* [TASK DESCRIPTION]
Lines that include the string "true" are the ones to copy from the entries below.
═══ EXTRACTED DATA ═══
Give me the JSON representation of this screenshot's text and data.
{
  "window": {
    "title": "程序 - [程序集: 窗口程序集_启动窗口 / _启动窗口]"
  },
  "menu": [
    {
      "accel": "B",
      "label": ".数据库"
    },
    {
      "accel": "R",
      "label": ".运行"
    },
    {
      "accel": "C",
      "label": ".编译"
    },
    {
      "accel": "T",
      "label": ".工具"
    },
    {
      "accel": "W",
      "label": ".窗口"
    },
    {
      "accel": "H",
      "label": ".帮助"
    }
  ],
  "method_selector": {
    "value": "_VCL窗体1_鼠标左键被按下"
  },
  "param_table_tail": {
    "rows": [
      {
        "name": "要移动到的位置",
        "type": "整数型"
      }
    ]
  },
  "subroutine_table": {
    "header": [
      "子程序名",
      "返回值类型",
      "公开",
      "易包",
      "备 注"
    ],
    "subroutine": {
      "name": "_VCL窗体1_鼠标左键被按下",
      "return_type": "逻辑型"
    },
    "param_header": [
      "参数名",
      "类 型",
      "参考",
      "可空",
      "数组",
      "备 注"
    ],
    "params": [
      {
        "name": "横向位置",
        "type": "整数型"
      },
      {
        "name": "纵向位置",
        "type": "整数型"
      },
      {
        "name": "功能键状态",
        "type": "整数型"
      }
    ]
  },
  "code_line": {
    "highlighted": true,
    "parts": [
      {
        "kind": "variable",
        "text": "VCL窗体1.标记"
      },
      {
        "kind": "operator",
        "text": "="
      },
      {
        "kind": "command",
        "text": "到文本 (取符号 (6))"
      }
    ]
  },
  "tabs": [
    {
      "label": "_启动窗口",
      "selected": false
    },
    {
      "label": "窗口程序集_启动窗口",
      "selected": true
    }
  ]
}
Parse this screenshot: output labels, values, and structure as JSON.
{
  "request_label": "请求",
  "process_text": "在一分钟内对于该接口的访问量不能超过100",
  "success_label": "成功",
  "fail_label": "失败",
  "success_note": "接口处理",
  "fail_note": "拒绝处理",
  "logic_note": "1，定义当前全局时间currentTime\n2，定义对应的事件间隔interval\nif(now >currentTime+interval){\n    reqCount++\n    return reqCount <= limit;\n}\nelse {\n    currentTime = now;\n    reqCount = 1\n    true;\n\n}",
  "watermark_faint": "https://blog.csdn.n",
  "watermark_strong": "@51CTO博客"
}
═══
* [EXERCISE SOLUTION]
    "highlighted": true,
      "selected": true
  "logic_note": "1，定义当前全局时间currentTime\n2，定义对应的事件间隔interval\nif(now >currentTime+interval){\n    reqCount++\n    return reqCount <= limit;\n}\nelse {\n    currentTime = now;\n    reqCount = 1\n    true;\n\n}",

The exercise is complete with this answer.